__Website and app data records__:
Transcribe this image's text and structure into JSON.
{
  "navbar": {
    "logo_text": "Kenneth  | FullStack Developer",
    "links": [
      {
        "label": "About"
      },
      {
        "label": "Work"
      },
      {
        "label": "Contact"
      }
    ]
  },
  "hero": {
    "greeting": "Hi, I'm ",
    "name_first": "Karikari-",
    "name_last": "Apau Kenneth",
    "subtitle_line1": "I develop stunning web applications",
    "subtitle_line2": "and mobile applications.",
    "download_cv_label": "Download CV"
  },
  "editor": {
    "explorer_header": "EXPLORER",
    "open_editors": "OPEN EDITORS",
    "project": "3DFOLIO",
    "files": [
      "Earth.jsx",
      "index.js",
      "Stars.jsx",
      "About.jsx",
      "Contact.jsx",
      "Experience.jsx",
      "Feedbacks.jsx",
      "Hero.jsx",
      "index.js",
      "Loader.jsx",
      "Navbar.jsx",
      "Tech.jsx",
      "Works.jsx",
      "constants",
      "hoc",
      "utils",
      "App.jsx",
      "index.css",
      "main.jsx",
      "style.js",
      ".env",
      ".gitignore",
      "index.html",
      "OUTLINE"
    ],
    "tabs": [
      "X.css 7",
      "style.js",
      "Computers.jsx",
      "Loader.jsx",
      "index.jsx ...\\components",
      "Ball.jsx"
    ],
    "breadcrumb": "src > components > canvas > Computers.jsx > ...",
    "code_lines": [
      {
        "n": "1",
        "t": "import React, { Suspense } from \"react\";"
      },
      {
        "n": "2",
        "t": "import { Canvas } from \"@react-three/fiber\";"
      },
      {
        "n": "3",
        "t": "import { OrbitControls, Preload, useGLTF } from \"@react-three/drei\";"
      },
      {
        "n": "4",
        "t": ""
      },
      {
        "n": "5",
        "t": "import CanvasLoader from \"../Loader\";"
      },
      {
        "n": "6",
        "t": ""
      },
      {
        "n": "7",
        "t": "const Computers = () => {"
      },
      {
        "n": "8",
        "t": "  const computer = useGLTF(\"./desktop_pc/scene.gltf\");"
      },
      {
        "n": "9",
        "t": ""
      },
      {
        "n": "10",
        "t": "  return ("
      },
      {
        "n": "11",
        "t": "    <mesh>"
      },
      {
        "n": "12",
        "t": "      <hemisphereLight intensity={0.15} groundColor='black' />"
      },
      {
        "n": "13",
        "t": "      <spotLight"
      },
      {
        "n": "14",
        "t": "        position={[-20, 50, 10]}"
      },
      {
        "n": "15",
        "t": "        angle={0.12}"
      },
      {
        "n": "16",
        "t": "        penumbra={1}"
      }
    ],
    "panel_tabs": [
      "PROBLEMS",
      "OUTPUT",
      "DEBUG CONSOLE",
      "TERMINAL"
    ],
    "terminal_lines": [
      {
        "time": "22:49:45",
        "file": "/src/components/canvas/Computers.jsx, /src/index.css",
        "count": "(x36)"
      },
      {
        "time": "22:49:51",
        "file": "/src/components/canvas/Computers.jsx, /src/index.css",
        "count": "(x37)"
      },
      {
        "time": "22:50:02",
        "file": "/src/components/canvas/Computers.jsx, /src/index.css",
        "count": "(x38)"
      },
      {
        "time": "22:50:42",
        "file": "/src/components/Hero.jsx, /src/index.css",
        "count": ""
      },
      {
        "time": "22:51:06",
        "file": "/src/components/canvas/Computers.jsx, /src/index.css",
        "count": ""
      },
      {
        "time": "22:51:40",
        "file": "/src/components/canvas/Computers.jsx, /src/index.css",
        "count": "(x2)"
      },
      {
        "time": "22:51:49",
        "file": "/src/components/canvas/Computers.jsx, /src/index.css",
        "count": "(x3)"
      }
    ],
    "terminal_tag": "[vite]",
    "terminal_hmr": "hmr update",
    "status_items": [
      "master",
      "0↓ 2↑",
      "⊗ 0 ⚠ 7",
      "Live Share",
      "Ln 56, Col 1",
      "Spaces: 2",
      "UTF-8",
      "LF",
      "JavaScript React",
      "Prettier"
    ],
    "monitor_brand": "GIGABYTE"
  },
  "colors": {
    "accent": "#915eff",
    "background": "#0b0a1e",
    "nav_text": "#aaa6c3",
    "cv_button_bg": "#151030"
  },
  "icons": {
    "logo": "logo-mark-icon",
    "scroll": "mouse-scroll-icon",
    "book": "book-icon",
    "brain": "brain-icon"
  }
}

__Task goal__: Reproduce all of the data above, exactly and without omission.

__Completed task__:
Transcribe this image's text and structure into JSON.
{
  "navbar": {
    "logo_text": "Kenneth  | FullStack Developer",
    "links": [
      {
        "label": "About"
      },
      {
        "label": "Work"
      },
      {
        "label": "Contact"
      }
    ]
  },
  "hero": {
    "greeting": "Hi, I'm ",
    "name_first": "Karikari-",
    "name_last": "Apau Kenneth",
    "subtitle_line1": "I develop stunning web applications",
    "subtitle_line2": "and mobile applications.",
    "download_cv_label": "Download CV"
  },
  "editor": {
    "explorer_header": "EXPLORER",
    "open_editors": "OPEN EDITORS",
    "project": "3DFOLIO",
    "files": [
      "Earth.jsx",
      "index.js",
      "Stars.jsx",
      "About.jsx",
      "Contact.jsx",
      "Experience.jsx",
      "Feedbacks.jsx",
      "Hero.jsx",
      "index.js",
      "Loader.jsx",
      "Navbar.jsx",
      "Tech.jsx",
      "Works.jsx",
      "constants",
      "hoc",
      "utils",
      "App.jsx",
      "index.css",
      "main.jsx",
      "style.js",
      ".env",
      ".gitignore",
      "index.html",
      "OUTLINE"
    ],
    "tabs": [
      "X.css 7",
      "style.js",
      "Computers.jsx",
      "Loader.jsx",
      "index.jsx ...\\components",
      "Ball.jsx"
    ],
    "breadcrumb": "src > components > canvas > Computers.jsx > ...",
    "code_lines": [
      {
        "n": "1",
        "t": "import React, { Suspense } from \"react\";"
      },
      {
        "n": "2",
        "t": "import { Canvas } from \"@react-three/fiber\";"
      },
      {
        "n": "3",
        "t": "import { OrbitControls, Preload, useGLTF } from \"@react-three/drei\";"
      },
      {
        "n": "4",
        "t": ""
      },
      {
        "n": "5",
        "t": "import CanvasLoader from \"../Loader\";"
      },
      {
        "n": "6",
        "t": ""
      },
      {
        "n": "7",
        "t": "const Computers = () => {"
      },
      {
        "n": "8",
        "t": "  const computer = useGLTF(\"./desktop_pc/scene.gltf\");"
      },
      {
        "n": "9",
        "t": ""
      },
      {
        "n": "10",
        "t": "  return ("
      },
      {
        "n": "11",
        "t": "    <mesh>"
      },
      {
        "n": "12",
        "t": "      <hemisphereLight intensity={0.15} groundColor='black' />"
      },
      {
        "n": "13",
        "t": "      <spotLight"
      },
      {
        "n": "14",
        "t": "        position={[-20, 50, 10]}"
      },
      {
        "n": "15",
        "t": "        angle={0.12}"
      },
      {
        "n": "16",
        "t": "        penumbra={1}"
      }
    ],
    "panel_tabs": [
      "PROBLEMS",
      "OUTPUT",
      "DEBUG CONSOLE",
      "TERMINAL"
    ],
    "terminal_lines": [
      {
        "time": "22:49:45",
        "file": "/src/components/canvas/Computers.jsx, /src/index.css",
        "count": "(x36)"
      },
      {
        "time": "22:49:51",
        "file": "/src/components/canvas/Computers.jsx, /src/index.css",
        "count": "(x37)"
      },
      {
        "time": "22:50:02",
        "file": "/src/components/canvas/Computers.jsx, /src/index.css",
        "count": "(x38)"
      },
      {
        "time": "22:50:42",
        "file": "/src/components/Hero.jsx, /src/index.css",
        "count": ""
      },
      {
        "time": "22:51:06",
        "file": "/src/components/canvas/Computers.jsx, /src/index.css",
        "count": ""
      },
      {
        "time": "22:51:40",
        "file": "/src/components/canvas/Computers.jsx, /src/index.css",
        "count": "(x2)"
      },
      {
        "time": "22:51:49",
        "file": "/src/components/canvas/Computers.jsx, /src/index.css",
        "count": "(x3)"
      }
    ],
    "terminal_tag": "[vite]",
    "terminal_hmr": "hmr update",
    "status_items": [
      "master",
      "0↓ 2↑",
      "⊗ 0 ⚠ 7",
      "Live Share",
      "Ln 56, Col 1",
      "Spaces: 2",
      "UTF-8",
      "LF",
      "JavaScript React",
      "Prettier"
    ],
    "monitor_brand": "GIGABYTE"
  },
  "colors": {
    "accent": "#915eff",
    "background": "#0b0a1e",
    "nav_text": "#aaa6c3",
    "cv_button_bg": "#151030"
  },
  "icons": {
    "logo": "logo-mark-icon",
    "scroll": "mouse-scroll-icon",
    "book": "book-icon",
    "brain": "brain-icon"
  }
}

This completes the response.